We would like to see a much more open culture between the NPC and the membership. Early last month when members began expressing anger about Jamaal Bowman’s position on BDS, we proposed to the NPC that we invite him to a town hall open for members to attend. We also argued against having an off-the-record meeting on this important issue that many members were paying attention to and would want the details on. While off-the-record meetings in and of themselves are not bad (in fact, elected leaders should be entrusted to have them from time to time), we felt that in the current climate, in which there was such a lack of communication and even distrust between us and the membership, this should not have happened.
While some discussion and future plans for town halls resulted, these arguments weren’t taken up and supported at that time. The biggest error by the NPC was to simply say nothing for so long. Whether it was the town hall idea or something else, the NPC should have intervened sooner to model a more substantial and productive debate.
Proposals and next steps
In the longer term, we think it’s extremely important that the next DSA Convention be different from the last three. We’ve seen that meaningful member decision-making is lost when so many proposals are put forward as organizational priorities. We don’t know for sure yet what we’d suggest, but it needs to include substantial debate and a real path to choosing meaningful priorities. At minimum this will require some new mechanism for reducing or consolidating the number of proposals put before the convention.

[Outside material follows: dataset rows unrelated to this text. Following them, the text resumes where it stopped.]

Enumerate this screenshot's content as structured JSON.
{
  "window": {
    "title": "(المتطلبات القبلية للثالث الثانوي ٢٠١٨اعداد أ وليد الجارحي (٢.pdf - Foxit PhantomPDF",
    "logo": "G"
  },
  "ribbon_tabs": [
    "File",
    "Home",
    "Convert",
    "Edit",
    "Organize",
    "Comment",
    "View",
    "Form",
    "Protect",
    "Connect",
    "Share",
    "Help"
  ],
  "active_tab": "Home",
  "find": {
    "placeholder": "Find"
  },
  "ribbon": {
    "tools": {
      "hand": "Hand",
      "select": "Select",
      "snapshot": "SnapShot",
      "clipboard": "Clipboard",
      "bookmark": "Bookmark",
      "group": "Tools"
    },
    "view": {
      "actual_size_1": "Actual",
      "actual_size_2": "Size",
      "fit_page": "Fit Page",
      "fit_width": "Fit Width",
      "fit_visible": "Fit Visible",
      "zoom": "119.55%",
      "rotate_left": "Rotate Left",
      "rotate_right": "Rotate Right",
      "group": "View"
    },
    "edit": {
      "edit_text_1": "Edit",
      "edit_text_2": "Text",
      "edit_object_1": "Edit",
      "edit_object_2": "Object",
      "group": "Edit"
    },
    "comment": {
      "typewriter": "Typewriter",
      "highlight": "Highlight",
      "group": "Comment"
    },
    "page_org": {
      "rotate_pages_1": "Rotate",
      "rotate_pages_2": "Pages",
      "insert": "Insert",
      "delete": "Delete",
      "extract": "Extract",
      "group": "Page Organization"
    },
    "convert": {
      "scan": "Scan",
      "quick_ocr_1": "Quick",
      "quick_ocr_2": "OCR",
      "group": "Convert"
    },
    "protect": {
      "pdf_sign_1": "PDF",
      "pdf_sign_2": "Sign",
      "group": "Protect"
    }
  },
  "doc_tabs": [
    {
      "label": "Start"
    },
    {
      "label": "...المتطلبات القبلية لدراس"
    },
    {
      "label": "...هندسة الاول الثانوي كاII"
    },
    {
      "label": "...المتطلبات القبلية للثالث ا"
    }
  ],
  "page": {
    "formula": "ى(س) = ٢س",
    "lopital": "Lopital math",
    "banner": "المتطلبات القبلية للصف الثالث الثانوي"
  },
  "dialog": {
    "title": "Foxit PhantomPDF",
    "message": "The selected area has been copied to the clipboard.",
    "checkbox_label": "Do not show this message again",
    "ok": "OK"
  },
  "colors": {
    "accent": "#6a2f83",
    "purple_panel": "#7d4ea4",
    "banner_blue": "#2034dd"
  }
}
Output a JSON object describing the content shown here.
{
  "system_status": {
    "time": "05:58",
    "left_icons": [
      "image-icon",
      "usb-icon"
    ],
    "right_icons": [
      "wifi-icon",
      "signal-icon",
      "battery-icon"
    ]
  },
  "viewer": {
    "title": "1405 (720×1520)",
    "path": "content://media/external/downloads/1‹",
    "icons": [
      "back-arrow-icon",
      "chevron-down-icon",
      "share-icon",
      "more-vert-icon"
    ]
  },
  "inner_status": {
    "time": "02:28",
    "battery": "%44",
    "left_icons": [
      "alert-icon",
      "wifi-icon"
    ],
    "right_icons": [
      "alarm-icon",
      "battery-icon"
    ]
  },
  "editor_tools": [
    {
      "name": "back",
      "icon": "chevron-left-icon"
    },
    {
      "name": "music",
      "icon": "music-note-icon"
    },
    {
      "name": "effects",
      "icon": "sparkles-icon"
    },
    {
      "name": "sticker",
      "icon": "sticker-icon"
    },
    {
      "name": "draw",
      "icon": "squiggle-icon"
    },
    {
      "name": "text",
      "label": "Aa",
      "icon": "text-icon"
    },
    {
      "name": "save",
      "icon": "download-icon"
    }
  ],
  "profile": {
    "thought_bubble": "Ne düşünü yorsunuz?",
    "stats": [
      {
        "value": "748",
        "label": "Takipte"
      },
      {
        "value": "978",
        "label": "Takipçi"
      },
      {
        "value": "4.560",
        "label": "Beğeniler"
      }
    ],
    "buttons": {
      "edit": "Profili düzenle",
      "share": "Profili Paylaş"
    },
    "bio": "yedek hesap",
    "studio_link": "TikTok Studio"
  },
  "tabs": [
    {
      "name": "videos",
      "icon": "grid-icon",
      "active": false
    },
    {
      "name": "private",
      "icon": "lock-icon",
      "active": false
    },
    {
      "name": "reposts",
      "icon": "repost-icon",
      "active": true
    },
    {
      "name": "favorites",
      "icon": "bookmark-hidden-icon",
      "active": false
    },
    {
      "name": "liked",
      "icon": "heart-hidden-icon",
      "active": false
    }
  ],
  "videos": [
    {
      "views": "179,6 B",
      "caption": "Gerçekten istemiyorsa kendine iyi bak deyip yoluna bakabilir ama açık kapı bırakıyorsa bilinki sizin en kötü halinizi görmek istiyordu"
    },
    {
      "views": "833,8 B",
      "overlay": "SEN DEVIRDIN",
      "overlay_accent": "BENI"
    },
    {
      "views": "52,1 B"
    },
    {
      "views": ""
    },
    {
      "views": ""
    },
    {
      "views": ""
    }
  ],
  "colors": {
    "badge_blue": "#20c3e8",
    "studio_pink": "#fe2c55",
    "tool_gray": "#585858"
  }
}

In the near term, in order to improve the problem of communication, we’ve shared the following proposals with the rest of the NPC and will be submitting them for a vote:
- Share votes and recordings of SC & NPC meetings within 3 days of the meeting (even if minutes are not yet available).
- Publish detailed notes of our meetings that include who said what and voted which way.
- In our newsletters, articulate the key debates and the majority and minority positions on those debates. This would be a great way to model political debate for our members and democratize strategy. Time should be reserved at the end of NPC meetings to work on this collectively so that we are all in agreement on what’s written.
- Hold regular town halls with DSA members. We propose that our first town hall be focused on the resolutions the NPC has decided to adopt from convention and why.
- Explore holding NPC sessions for political discussion and debate that are not business meetings, but are still recorded and shared with the membership, and that members may attend as non-speaking viewers.
We encourage members to ask their elected NPC leaders to vote in favor of these proposals, as we think this would be an important first step in cultivating an open political culture that’s needed for any large multi-tendency organization. Members should also encourage their NPC electeds to vote in favor of the labor and matching funds proposals which are up for a vote this week.
We will continue to focus on moving forward plans for the DSLC and national labor work, the matching funds proposal, the growth and development committee, and advocating for the types of changes on the NPC listed above. We’re very excited about building on some of the successes seen lately in DSA strike support and want to help all chapters learn how to do this kind of work. Whether it’s in labor, electoral, or any of our work, DSA benefits from clear structure, processes, and open debate.